# Your objective:
Without the pictures, write the listing below out again, line for line.

# Available data:
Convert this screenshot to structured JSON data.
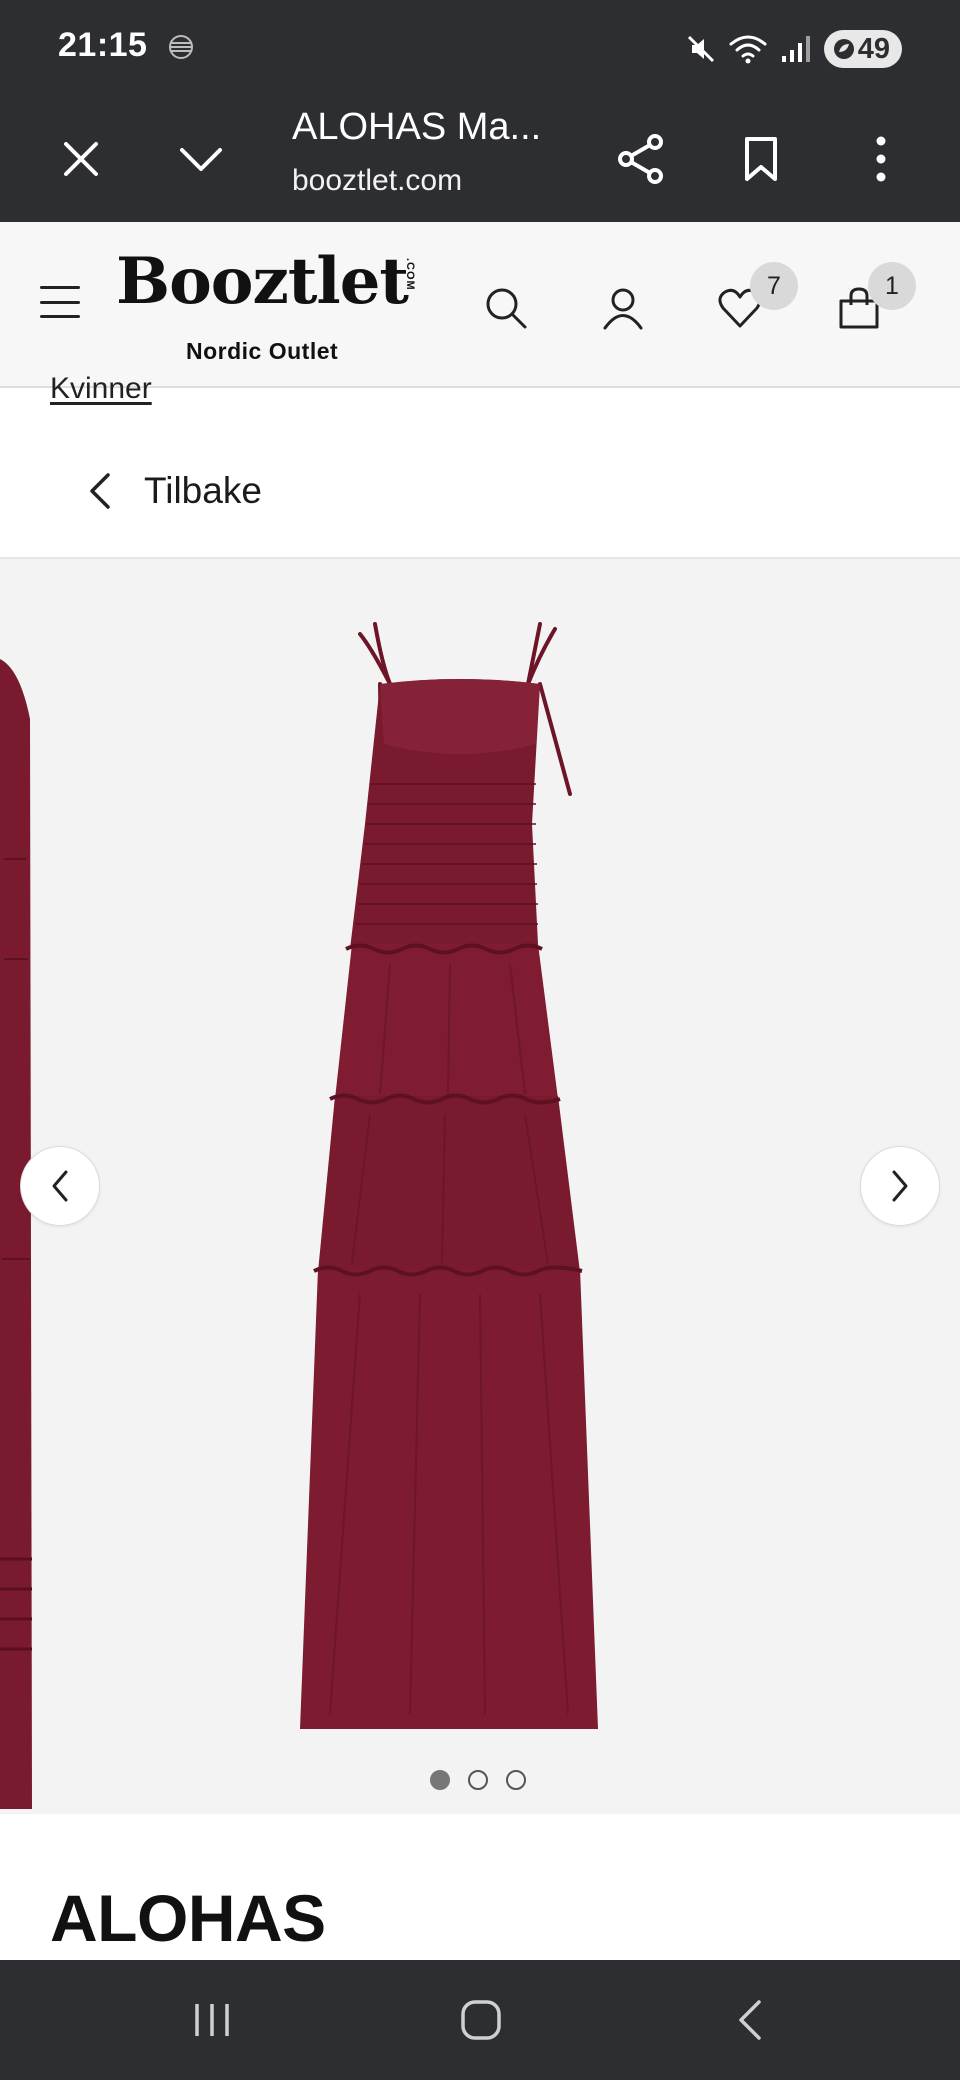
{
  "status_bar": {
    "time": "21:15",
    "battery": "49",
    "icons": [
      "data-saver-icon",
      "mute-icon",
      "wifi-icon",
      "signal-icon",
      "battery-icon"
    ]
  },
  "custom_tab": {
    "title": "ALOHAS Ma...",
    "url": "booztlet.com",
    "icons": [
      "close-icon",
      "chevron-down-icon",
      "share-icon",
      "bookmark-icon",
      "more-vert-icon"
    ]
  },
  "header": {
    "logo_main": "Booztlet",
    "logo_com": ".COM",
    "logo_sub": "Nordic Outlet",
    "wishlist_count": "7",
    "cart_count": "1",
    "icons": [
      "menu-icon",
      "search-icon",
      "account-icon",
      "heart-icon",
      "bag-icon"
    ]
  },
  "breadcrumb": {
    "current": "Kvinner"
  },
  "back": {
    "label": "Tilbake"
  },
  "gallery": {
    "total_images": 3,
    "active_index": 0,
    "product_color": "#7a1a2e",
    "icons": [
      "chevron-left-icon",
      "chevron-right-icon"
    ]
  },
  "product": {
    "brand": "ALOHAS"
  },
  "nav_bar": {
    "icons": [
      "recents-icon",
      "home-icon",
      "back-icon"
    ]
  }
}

# Response area:
Convert this screenshot to structured JSON data.
{
  "status_bar": {
    "time": "21:15",
    "battery": "49",
    "icons": [
      "data-saver-icon",
      "mute-icon",
      "wifi-icon",
      "signal-icon",
      "battery-icon"
    ]
  },
  "custom_tab": {
    "title": "ALOHAS Ma...",
    "url": "booztlet.com",
    "icons": [
      "close-icon",
      "chevron-down-icon",
      "share-icon",
      "bookmark-icon",
      "more-vert-icon"
    ]
  },
  "header": {
    "logo_main": "Booztlet",
    "logo_com": ".COM",
    "logo_sub": "Nordic Outlet",
    "wishlist_count": "7",
    "cart_count": "1",
    "icons": [
      "menu-icon",
      "search-icon",
      "account-icon",
      "heart-icon",
      "bag-icon"
    ]
  },
  "breadcrumb": {
    "current": "Kvinner"
  },
  "back": {
    "label": "Tilbake"
  },
  "gallery": {
    "total_images": 3,
    "active_index": 0,
    "product_color": "#7a1a2e",
    "icons": [
      "chevron-left-icon",
      "chevron-right-icon"
    ]
  },
  "product": {
    "brand": "ALOHAS"
  },
  "nav_bar": {
    "icons": [
      "recents-icon",
      "home-icon",
      "back-icon"
    ]
  }
}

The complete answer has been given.